Start of PROVIDED MATERIAL

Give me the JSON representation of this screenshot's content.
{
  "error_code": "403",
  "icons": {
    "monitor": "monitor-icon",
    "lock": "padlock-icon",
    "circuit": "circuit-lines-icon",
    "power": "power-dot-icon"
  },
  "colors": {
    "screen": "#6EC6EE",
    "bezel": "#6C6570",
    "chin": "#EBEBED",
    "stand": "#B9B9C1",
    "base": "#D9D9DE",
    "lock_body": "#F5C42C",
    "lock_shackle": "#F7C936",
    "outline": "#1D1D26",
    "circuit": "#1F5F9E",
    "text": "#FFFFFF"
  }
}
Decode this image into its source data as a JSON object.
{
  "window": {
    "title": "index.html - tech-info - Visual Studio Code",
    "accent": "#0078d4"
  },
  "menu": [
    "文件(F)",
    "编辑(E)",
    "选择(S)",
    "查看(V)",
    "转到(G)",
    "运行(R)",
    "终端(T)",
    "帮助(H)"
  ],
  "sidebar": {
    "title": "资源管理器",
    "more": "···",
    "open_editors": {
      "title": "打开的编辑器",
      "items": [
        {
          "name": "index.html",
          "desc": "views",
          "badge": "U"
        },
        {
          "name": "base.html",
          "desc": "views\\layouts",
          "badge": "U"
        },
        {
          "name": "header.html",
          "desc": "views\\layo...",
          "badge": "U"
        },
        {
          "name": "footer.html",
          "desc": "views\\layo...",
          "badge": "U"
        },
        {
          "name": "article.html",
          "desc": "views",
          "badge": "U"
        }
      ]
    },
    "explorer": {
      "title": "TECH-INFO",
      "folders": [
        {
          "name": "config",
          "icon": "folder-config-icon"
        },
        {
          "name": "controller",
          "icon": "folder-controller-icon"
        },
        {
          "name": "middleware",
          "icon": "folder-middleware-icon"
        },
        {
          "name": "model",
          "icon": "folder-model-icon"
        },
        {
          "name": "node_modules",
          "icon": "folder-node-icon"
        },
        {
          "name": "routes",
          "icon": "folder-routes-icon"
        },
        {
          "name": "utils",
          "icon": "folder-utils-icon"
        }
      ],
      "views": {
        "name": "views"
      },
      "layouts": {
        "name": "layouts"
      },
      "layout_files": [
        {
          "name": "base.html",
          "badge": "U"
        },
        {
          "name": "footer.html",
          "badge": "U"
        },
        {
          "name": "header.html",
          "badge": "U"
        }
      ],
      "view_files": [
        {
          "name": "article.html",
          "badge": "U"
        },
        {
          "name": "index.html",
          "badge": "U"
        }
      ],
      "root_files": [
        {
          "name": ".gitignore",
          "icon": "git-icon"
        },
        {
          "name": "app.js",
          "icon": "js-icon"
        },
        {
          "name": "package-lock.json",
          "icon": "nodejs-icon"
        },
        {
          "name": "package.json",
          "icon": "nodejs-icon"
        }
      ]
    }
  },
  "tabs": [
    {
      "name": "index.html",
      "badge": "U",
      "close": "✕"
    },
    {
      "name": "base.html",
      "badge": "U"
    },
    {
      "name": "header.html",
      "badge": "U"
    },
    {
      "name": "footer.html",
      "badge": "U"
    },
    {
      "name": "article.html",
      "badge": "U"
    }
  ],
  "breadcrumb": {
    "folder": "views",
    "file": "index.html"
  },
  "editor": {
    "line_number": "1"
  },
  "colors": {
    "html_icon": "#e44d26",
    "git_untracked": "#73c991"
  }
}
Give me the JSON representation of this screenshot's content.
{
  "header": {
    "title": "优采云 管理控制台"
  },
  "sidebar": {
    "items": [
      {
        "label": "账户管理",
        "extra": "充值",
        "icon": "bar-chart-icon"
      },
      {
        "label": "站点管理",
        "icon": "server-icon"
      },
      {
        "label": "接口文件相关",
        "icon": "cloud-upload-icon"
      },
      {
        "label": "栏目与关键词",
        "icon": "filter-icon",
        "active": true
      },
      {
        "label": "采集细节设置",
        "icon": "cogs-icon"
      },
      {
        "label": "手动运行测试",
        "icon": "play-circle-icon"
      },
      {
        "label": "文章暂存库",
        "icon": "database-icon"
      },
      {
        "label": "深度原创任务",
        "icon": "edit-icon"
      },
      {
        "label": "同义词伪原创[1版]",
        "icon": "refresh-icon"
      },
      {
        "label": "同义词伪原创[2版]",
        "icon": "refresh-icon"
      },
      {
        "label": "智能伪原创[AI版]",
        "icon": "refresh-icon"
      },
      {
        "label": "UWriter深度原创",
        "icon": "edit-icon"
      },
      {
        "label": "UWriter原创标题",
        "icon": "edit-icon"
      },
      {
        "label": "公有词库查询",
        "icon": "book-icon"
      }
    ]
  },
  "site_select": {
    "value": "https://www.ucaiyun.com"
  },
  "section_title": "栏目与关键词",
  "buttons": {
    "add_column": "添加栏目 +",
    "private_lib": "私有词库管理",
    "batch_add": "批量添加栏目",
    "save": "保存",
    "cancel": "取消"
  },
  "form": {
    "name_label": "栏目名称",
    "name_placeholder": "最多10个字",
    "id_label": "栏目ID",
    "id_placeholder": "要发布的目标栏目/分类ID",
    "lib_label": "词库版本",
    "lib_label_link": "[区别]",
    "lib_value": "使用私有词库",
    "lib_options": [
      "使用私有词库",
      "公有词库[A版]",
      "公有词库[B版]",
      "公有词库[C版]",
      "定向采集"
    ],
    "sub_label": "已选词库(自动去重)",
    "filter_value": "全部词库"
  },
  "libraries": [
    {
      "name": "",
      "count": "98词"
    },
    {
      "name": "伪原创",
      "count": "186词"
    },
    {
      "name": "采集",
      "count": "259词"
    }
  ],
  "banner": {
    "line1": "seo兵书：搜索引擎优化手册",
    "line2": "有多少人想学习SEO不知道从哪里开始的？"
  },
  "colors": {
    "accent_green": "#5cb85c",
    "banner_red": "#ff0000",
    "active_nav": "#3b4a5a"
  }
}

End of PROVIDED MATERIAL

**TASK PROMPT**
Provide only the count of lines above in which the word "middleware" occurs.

**REPLY TO THE EXERCISE**
2